The awards heaped upon the Matiz all testify to the fact that it hasn't developed any significant faults during its existence. It will in all likelihood have transported children, so check the cabin for rips, stains and other damage wreaked by small hands. The luggage bays should also be examined for evidence of wear and tear. These models should have been exposed to a fair amount of city driving, so check the exterior for knocks and scrapes, and check under the bonnet for accident damage or paint overspray. Otherwise, the usual reminder to obtain a service history applies. The Daewoo after-sales package is excellent, and a used Matiz may well be better serviced than many of its rivals. Avoid high-mileage cars if possible.
(approx based on a 1999 Matiz SEi) Matiz spares aren't anything to panic about. Air filters cost £7, whilst fuel filters will only relieve you of £11, and spark plugs are less than £3 for a full set. A cam belt will only be £30 to replace. Easy.
On the Road
The Matiz looks as if it a spell behind the wheel would be about as much fun as eating flour. Fortunately it isn't. All right, so rest to sixty takes an age (17.0s) on the way to just 89mph and even slight motorway inclines leave the noisy three-cylinder engine gasping for breath. Around town, however, it's quite nippy enough, with sharp, direct steering and excellent all-round visibility. If the notchy gearbox leads you to enquire about an automatic, however, you'll be disappointed; amazingly there isn't one. Still, if you want a Citycar for city driving and don't mind changing gear yourself, the Matiz makes a reasonable case for itself dynamically and excels financially. This is arguably Daewoo's best model yet and, as an inexpensive second car for your family, a used Matiz could be just the ticket.

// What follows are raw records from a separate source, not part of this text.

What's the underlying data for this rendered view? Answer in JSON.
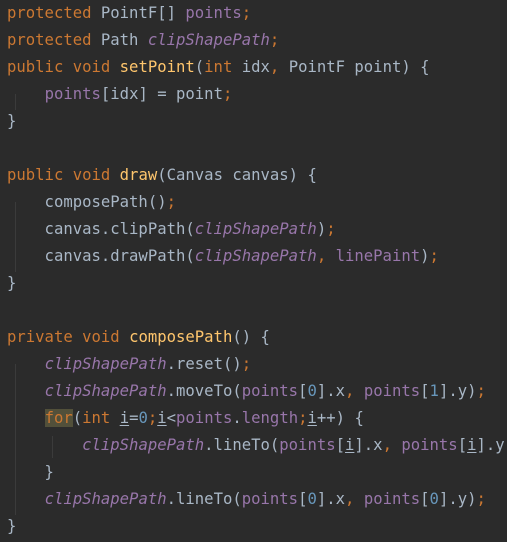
{
  "colors": {
    "background": "#2b2b2b",
    "keyword": "#cc7832",
    "plain": "#a9b7c6",
    "field": "#9876aa",
    "method_declaration": "#ffc66d",
    "number": "#6897bb",
    "indent_guide": "#3b3b3b",
    "keyword_highlight_background": "#52503a"
  },
  "lines": [
    {
      "tokens": [
        {
          "t": "protected",
          "c": "kw"
        },
        {
          "t": " PointF[] ",
          "c": "pl"
        },
        {
          "t": "points",
          "c": "fld"
        },
        {
          "t": ";",
          "c": "kw"
        }
      ]
    },
    {
      "tokens": [
        {
          "t": "protected",
          "c": "kw"
        },
        {
          "t": " Path ",
          "c": "pl"
        },
        {
          "t": "clipShapePath",
          "c": "fi"
        },
        {
          "t": ";",
          "c": "kw"
        }
      ]
    },
    {
      "tokens": [
        {
          "t": "public void ",
          "c": "kw"
        },
        {
          "t": "setPoint",
          "c": "fn"
        },
        {
          "t": "(",
          "c": "pl"
        },
        {
          "t": "int ",
          "c": "kw"
        },
        {
          "t": "idx",
          "c": "pl"
        },
        {
          "t": ", ",
          "c": "kw"
        },
        {
          "t": "PointF point) {",
          "c": "pl"
        }
      ]
    },
    {
      "tokens": [
        {
          "t": "    ",
          "c": "pl"
        },
        {
          "t": "points",
          "c": "fld"
        },
        {
          "t": "[idx] = point",
          "c": "pl"
        },
        {
          "t": ";",
          "c": "kw"
        }
      ]
    },
    {
      "tokens": [
        {
          "t": "}",
          "c": "pl"
        }
      ]
    },
    {
      "tokens": []
    },
    {
      "tokens": [
        {
          "t": "public void ",
          "c": "kw"
        },
        {
          "t": "draw",
          "c": "fn"
        },
        {
          "t": "(Canvas canvas) {",
          "c": "pl"
        }
      ]
    },
    {
      "tokens": [
        {
          "t": "    composePath()",
          "c": "pl"
        },
        {
          "t": ";",
          "c": "kw"
        }
      ]
    },
    {
      "tokens": [
        {
          "t": "    canvas.clipPath(",
          "c": "pl"
        },
        {
          "t": "clipShapePath",
          "c": "fi"
        },
        {
          "t": ")",
          "c": "pl"
        },
        {
          "t": ";",
          "c": "kw"
        }
      ]
    },
    {
      "tokens": [
        {
          "t": "    canvas.drawPath(",
          "c": "pl"
        },
        {
          "t": "clipShapePath",
          "c": "fi"
        },
        {
          "t": ", ",
          "c": "kw"
        },
        {
          "t": "linePaint",
          "c": "fld"
        },
        {
          "t": ")",
          "c": "pl"
        },
        {
          "t": ";",
          "c": "kw"
        }
      ]
    },
    {
      "tokens": [
        {
          "t": "}",
          "c": "pl"
        }
      ]
    },
    {
      "tokens": []
    },
    {
      "tokens": [
        {
          "t": "private void ",
          "c": "kw"
        },
        {
          "t": "composePath",
          "c": "fn"
        },
        {
          "t": "() {",
          "c": "pl"
        }
      ]
    },
    {
      "tokens": [
        {
          "t": "    ",
          "c": "pl"
        },
        {
          "t": "clipShapePath",
          "c": "fi"
        },
        {
          "t": ".reset()",
          "c": "pl"
        },
        {
          "t": ";",
          "c": "kw"
        }
      ]
    },
    {
      "tokens": [
        {
          "t": "    ",
          "c": "pl"
        },
        {
          "t": "clipShapePath",
          "c": "fi"
        },
        {
          "t": ".moveTo(",
          "c": "pl"
        },
        {
          "t": "points",
          "c": "fld"
        },
        {
          "t": "[",
          "c": "pl"
        },
        {
          "t": "0",
          "c": "num"
        },
        {
          "t": "].x",
          "c": "pl"
        },
        {
          "t": ", ",
          "c": "kw"
        },
        {
          "t": "points",
          "c": "fld"
        },
        {
          "t": "[",
          "c": "pl"
        },
        {
          "t": "1",
          "c": "num"
        },
        {
          "t": "].y)",
          "c": "pl"
        },
        {
          "t": ";",
          "c": "kw"
        }
      ]
    },
    {
      "tokens": [
        {
          "t": "    ",
          "c": "pl"
        },
        {
          "t": "for",
          "c": "hl"
        },
        {
          "t": "(",
          "c": "pl"
        },
        {
          "t": "int ",
          "c": "kw"
        },
        {
          "t": "i",
          "c": "lv"
        },
        {
          "t": "=",
          "c": "pl"
        },
        {
          "t": "0",
          "c": "num"
        },
        {
          "t": ";",
          "c": "kw"
        },
        {
          "t": "i",
          "c": "lv"
        },
        {
          "t": "<",
          "c": "pl"
        },
        {
          "t": "points",
          "c": "fld"
        },
        {
          "t": ".",
          "c": "pl"
        },
        {
          "t": "length",
          "c": "fld"
        },
        {
          "t": ";",
          "c": "kw"
        },
        {
          "t": "i",
          "c": "lv"
        },
        {
          "t": "++) {",
          "c": "pl"
        }
      ]
    },
    {
      "tokens": [
        {
          "t": "        ",
          "c": "pl"
        },
        {
          "t": "clipShapePath",
          "c": "fi"
        },
        {
          "t": ".lineTo(",
          "c": "pl"
        },
        {
          "t": "points",
          "c": "fld"
        },
        {
          "t": "[",
          "c": "pl"
        },
        {
          "t": "i",
          "c": "lv"
        },
        {
          "t": "].x",
          "c": "pl"
        },
        {
          "t": ", ",
          "c": "kw"
        },
        {
          "t": "points",
          "c": "fld"
        },
        {
          "t": "[",
          "c": "pl"
        },
        {
          "t": "i",
          "c": "lv"
        },
        {
          "t": "].y)",
          "c": "pl"
        },
        {
          "t": ";",
          "c": "kw"
        }
      ]
    },
    {
      "tokens": [
        {
          "t": "    }",
          "c": "pl"
        }
      ]
    },
    {
      "tokens": [
        {
          "t": "    ",
          "c": "pl"
        },
        {
          "t": "clipShapePath",
          "c": "fi"
        },
        {
          "t": ".lineTo(",
          "c": "pl"
        },
        {
          "t": "points",
          "c": "fld"
        },
        {
          "t": "[",
          "c": "pl"
        },
        {
          "t": "0",
          "c": "num"
        },
        {
          "t": "].x",
          "c": "pl"
        },
        {
          "t": ", ",
          "c": "kw"
        },
        {
          "t": "points",
          "c": "fld"
        },
        {
          "t": "[",
          "c": "pl"
        },
        {
          "t": "0",
          "c": "num"
        },
        {
          "t": "].y)",
          "c": "pl"
        },
        {
          "t": ";",
          "c": "kw"
        }
      ]
    },
    {
      "tokens": [
        {
          "t": "}",
          "c": "pl"
        }
      ]
    }
  ]
}
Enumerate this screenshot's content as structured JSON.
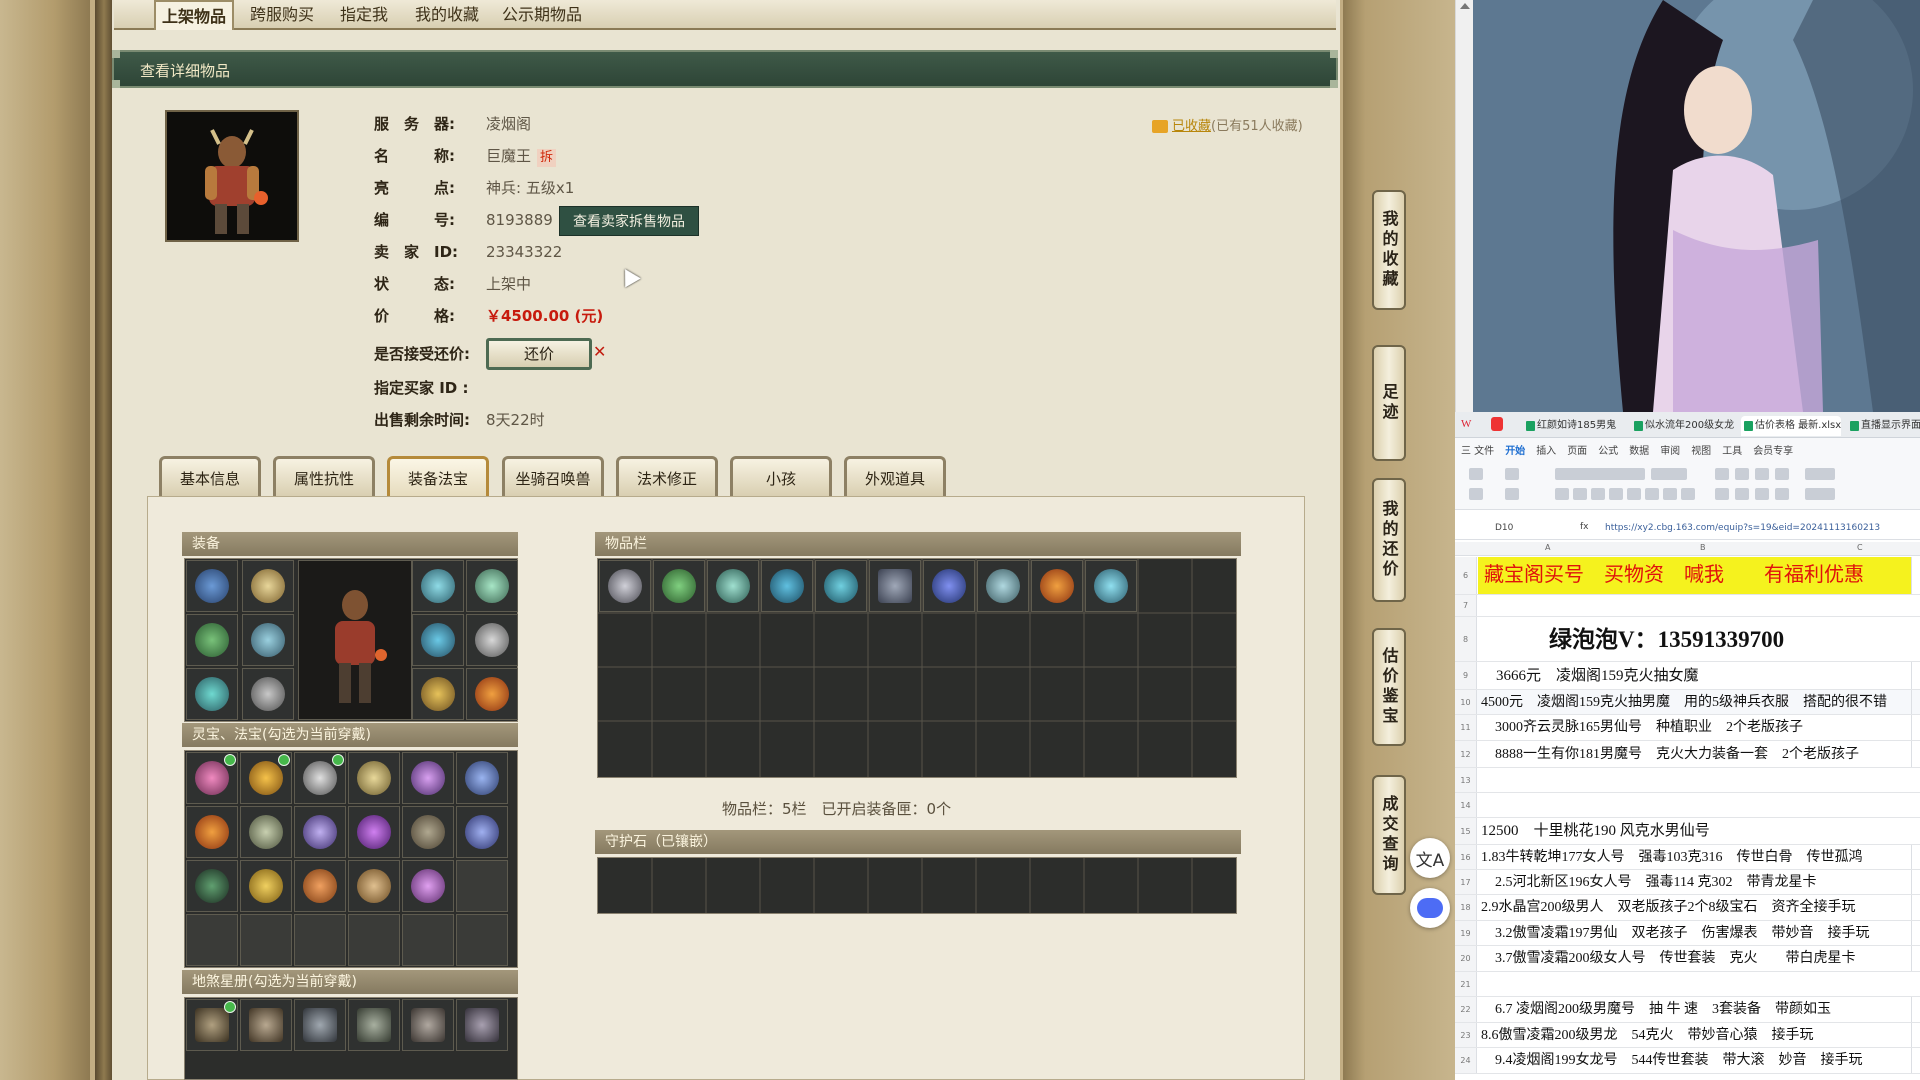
{
  "top_tabs": [
    "上架物品",
    "跨服购买",
    "指定我",
    "我的收藏",
    "公示期物品"
  ],
  "panel_title": "查看详细物品",
  "favorite": {
    "label": "已收藏",
    "count_text": "(已有51人收藏)"
  },
  "info": {
    "server_label": "服　务　器:",
    "server": "凌烟阁",
    "name_label": "名　　　称:",
    "name": "巨魔王",
    "name_badge": "拆",
    "highlight_label": "亮　　　点:",
    "highlight": "神兵: 五级x1",
    "id_label": "编　　　号:",
    "id": "8193889",
    "seller_items_button": "查看卖家拆售物品",
    "seller_label": "卖　家　ID:",
    "seller_id": "23343322",
    "status_label": "状　　　态:",
    "status": "上架中",
    "price_label": "价　　　格:",
    "price": "￥4500.00 (元)",
    "haggle_label": "是否接受还价:",
    "haggle_button": "还价",
    "buyer_label": "指定买家 ID :",
    "buyer_id": "",
    "remaining_label": "出售剩余时间:",
    "remaining": "8天22时"
  },
  "detail_tabs": [
    "基本信息",
    "属性抗性",
    "装备法宝",
    "坐骑召唤兽",
    "法术修正",
    "小孩",
    "外观道具"
  ],
  "sections": {
    "equipment": "装备",
    "treasures": "灵宝、法宝(勾选为当前穿戴)",
    "star_book": "地煞星册(勾选为当前穿戴)",
    "inventory": "物品栏",
    "inventory_status": "物品栏：5栏　已开启装备匣：0个",
    "guard_stone": "守护石（已镶嵌）"
  },
  "side_buttons": [
    "我的收藏",
    "足迹",
    "我的还价",
    "估价鉴宝",
    "成交查询"
  ],
  "fab_icons": [
    "translate-icon",
    "chat-bot-icon"
  ],
  "sheet": {
    "tabs": [
      "红颜如诗185男鬼",
      "似水流年200级女龙",
      "估价表格 最新.xlsx",
      "直播显示界面"
    ],
    "menu": [
      "三 文件",
      "开始",
      "插入",
      "页面",
      "公式",
      "数据",
      "审阅",
      "视图",
      "工具",
      "会员专享"
    ],
    "cell_ref": "D10",
    "formula": "https://xy2.cbg.163.com/equip?s=19&eid=20241113160213",
    "col_letters": [
      "A",
      "B",
      "C"
    ],
    "rows": [
      {
        "n": "6",
        "text": "藏宝阁买号　买物资　喊我　　有福利优惠",
        "style": "banner"
      },
      {
        "n": "7",
        "text": ""
      },
      {
        "n": "8",
        "text": "绿泡泡V：13591339700",
        "style": "big"
      },
      {
        "n": "9",
        "text": "　3666元　凌烟阁159克火抽女魔"
      },
      {
        "n": "10",
        "text": "4500元　凌烟阁159克火抽男魔　用的5级神兵衣服　搭配的很不错"
      },
      {
        "n": "11",
        "text": "　3000齐云灵脉165男仙号　种植职业　2个老版孩子"
      },
      {
        "n": "12",
        "text": "　8888一生有你181男魔号　克火大力装备一套　2个老版孩子"
      },
      {
        "n": "13",
        "text": ""
      },
      {
        "n": "14",
        "text": ""
      },
      {
        "n": "15",
        "text": "12500　十里桃花190  风克水男仙号"
      },
      {
        "n": "16",
        "text": "1.83牛转乾坤177女人号　强毒103克316　传世白骨　传世孤鸿"
      },
      {
        "n": "17",
        "text": "　2.5河北新区196女人号　强毒114  克302　带青龙星卡"
      },
      {
        "n": "18",
        "text": "2.9水晶宫200级男人　双老版孩子2个8级宝石　资齐全接手玩"
      },
      {
        "n": "19",
        "text": "　3.2傲雪凌霜197男仙　双老孩子　伤害爆表　带妙音　接手玩"
      },
      {
        "n": "20",
        "text": "　3.7傲雪凌霜200级女人号　传世套装　克火　　带白虎星卡"
      },
      {
        "n": "21",
        "text": ""
      },
      {
        "n": "22",
        "text": "　6.7 凌烟阁200级男魔号　抽 牛 速　3套装备　带颜如玉"
      },
      {
        "n": "23",
        "text": "8.6傲雪凌霜200级男龙　54克火　带妙音心猿　接手玩"
      },
      {
        "n": "24",
        "text": "　9.4凌烟阁199女龙号　544传世套装　带大滚　妙音　接手玩"
      }
    ]
  },
  "colors": {
    "accent_green": "#2f5042",
    "price_red": "#c71a0d",
    "banner_yellow": "#f5f21e",
    "banner_red": "#e0120c"
  }
}
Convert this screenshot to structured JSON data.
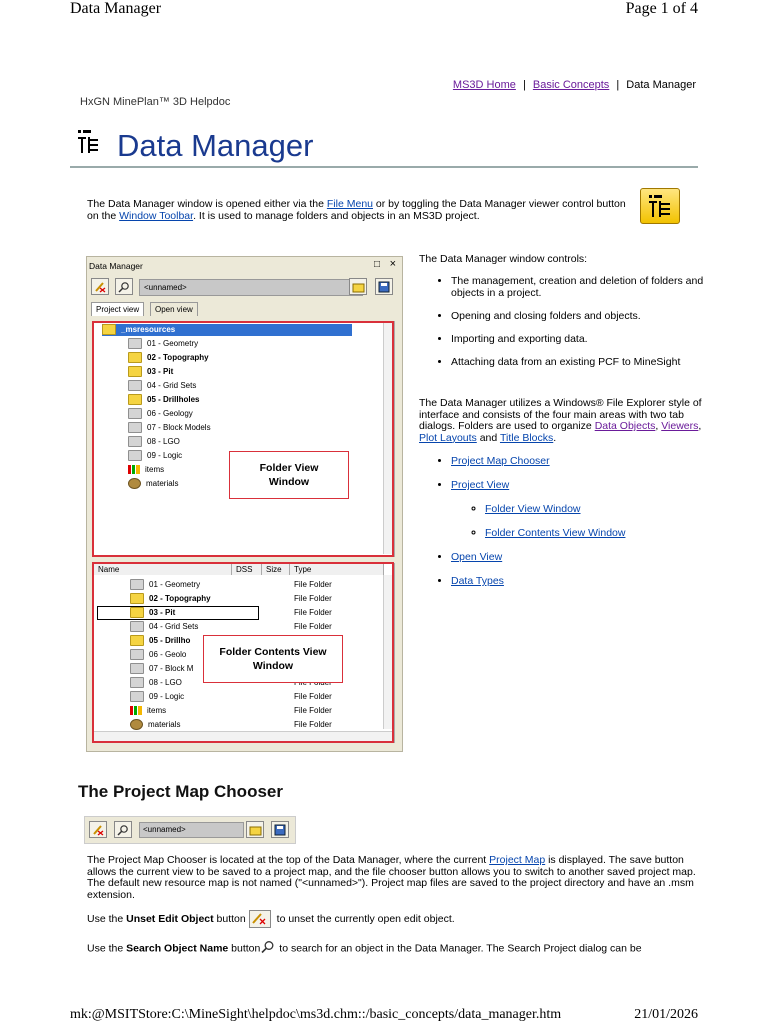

If you're an undemanding driver who is after something cheap and cheerful, the Matiz is the best bet around. For light shopping and A to B city jaunts, its compact dimensions and zingy engine work very well. Out on the open road, it becomes a bit engulfed and other rivals with larger engines acquit themselves far more comfortably. As a second car, a used Matiz is almost too cheap to turn down. It's reliable, modern looking, and a nearly new example will confer the peace-of-mind that made it such an attractive new buy. Recommended.